>>>

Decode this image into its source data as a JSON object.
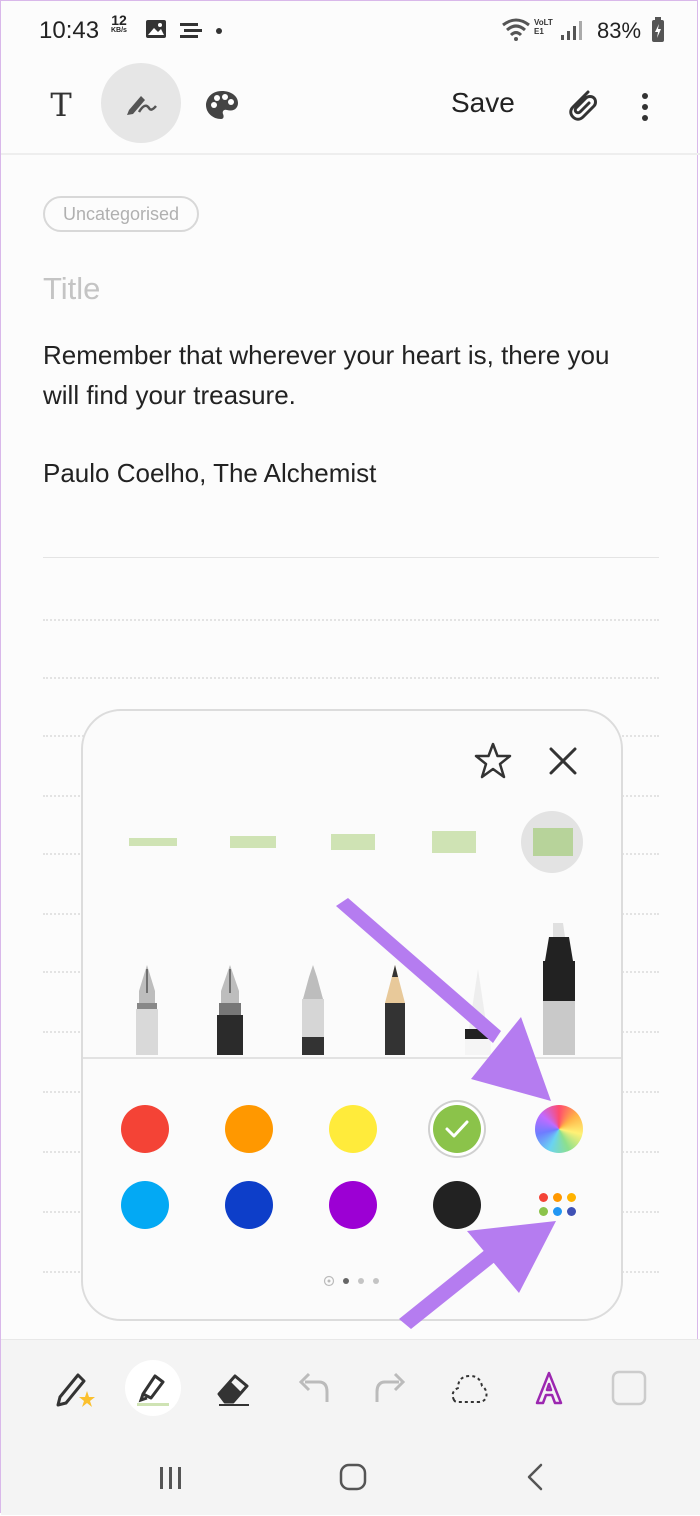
{
  "status_bar": {
    "time": "10:43",
    "data_speed_value": "12",
    "data_speed_unit": "KB/s",
    "network_label": "VoLTE1",
    "battery": "83%",
    "icons": [
      "gallery-icon",
      "cast-icon",
      "dot-icon",
      "wifi-icon",
      "signal-icon",
      "battery-icon"
    ]
  },
  "toolbar": {
    "text_mode_icon": "T",
    "pen_mode_icon": "handwriting-icon",
    "palette_icon": "palette-icon",
    "save_label": "Save",
    "attach_icon": "paperclip-icon",
    "more_icon": "more-vertical-icon"
  },
  "note": {
    "category": "Uncategorised",
    "title_placeholder": "Title",
    "body_line1": "Remember that wherever your heart is, there you will find your treasure.",
    "body_line2": "Paulo Coelho, The Alchemist"
  },
  "pen_settings": {
    "favorite_icon": "star-icon",
    "close_icon": "close-icon",
    "size_options": 5,
    "selected_size_index": 4,
    "pen_types": [
      "fountain-pen",
      "calligraphy-pen",
      "pen",
      "pencil",
      "highlighter",
      "marker"
    ],
    "colors": [
      {
        "name": "red",
        "hex": "#f44336"
      },
      {
        "name": "orange",
        "hex": "#ff9800"
      },
      {
        "name": "yellow",
        "hex": "#ffeb3b"
      },
      {
        "name": "green",
        "hex": "#8bc34a",
        "selected": true
      },
      {
        "name": "spectrum",
        "hex": "gradient"
      },
      {
        "name": "sky-blue",
        "hex": "#03a9f4"
      },
      {
        "name": "blue",
        "hex": "#0d3ec9"
      },
      {
        "name": "purple",
        "hex": "#9c00d4"
      },
      {
        "name": "black",
        "hex": "#222222"
      },
      {
        "name": "more-colors",
        "hex": "palette"
      }
    ],
    "page_count": 4,
    "current_page": 1
  },
  "drawing_toolbar": {
    "tools": [
      "favorite-pen-icon",
      "highlighter-icon",
      "eraser-icon",
      "undo-icon",
      "redo-icon",
      "lasso-icon",
      "text-style-icon",
      "shape-icon"
    ],
    "active_tool": "highlighter-icon"
  },
  "nav_bar": {
    "buttons": [
      "recents-icon",
      "home-icon",
      "back-icon"
    ]
  },
  "accent_colors": {
    "annotation_arrow": "#b57cf0",
    "highlight_green": "#cfe3b4"
  }
}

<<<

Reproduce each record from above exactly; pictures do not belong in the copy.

Decode this image into its source data as a JSON object.
{
  "status_bar": {
    "time": "10:43",
    "data_speed_value": "12",
    "data_speed_unit": "KB/s",
    "network_label": "VoLTE1",
    "battery": "83%",
    "icons": [
      "gallery-icon",
      "cast-icon",
      "dot-icon",
      "wifi-icon",
      "signal-icon",
      "battery-icon"
    ]
  },
  "toolbar": {
    "text_mode_icon": "T",
    "pen_mode_icon": "handwriting-icon",
    "palette_icon": "palette-icon",
    "save_label": "Save",
    "attach_icon": "paperclip-icon",
    "more_icon": "more-vertical-icon"
  },
  "note": {
    "category": "Uncategorised",
    "title_placeholder": "Title",
    "body_line1": "Remember that wherever your heart is, there you will find your treasure.",
    "body_line2": "Paulo Coelho, The Alchemist"
  },
  "pen_settings": {
    "favorite_icon": "star-icon",
    "close_icon": "close-icon",
    "size_options": 5,
    "selected_size_index": 4,
    "pen_types": [
      "fountain-pen",
      "calligraphy-pen",
      "pen",
      "pencil",
      "highlighter",
      "marker"
    ],
    "colors": [
      {
        "name": "red",
        "hex": "#f44336"
      },
      {
        "name": "orange",
        "hex": "#ff9800"
      },
      {
        "name": "yellow",
        "hex": "#ffeb3b"
      },
      {
        "name": "green",
        "hex": "#8bc34a",
        "selected": true
      },
      {
        "name": "spectrum",
        "hex": "gradient"
      },
      {
        "name": "sky-blue",
        "hex": "#03a9f4"
      },
      {
        "name": "blue",
        "hex": "#0d3ec9"
      },
      {
        "name": "purple",
        "hex": "#9c00d4"
      },
      {
        "name": "black",
        "hex": "#222222"
      },
      {
        "name": "more-colors",
        "hex": "palette"
      }
    ],
    "page_count": 4,
    "current_page": 1
  },
  "drawing_toolbar": {
    "tools": [
      "favorite-pen-icon",
      "highlighter-icon",
      "eraser-icon",
      "undo-icon",
      "redo-icon",
      "lasso-icon",
      "text-style-icon",
      "shape-icon"
    ],
    "active_tool": "highlighter-icon"
  },
  "nav_bar": {
    "buttons": [
      "recents-icon",
      "home-icon",
      "back-icon"
    ]
  },
  "accent_colors": {
    "annotation_arrow": "#b57cf0",
    "highlight_green": "#cfe3b4"
  }
}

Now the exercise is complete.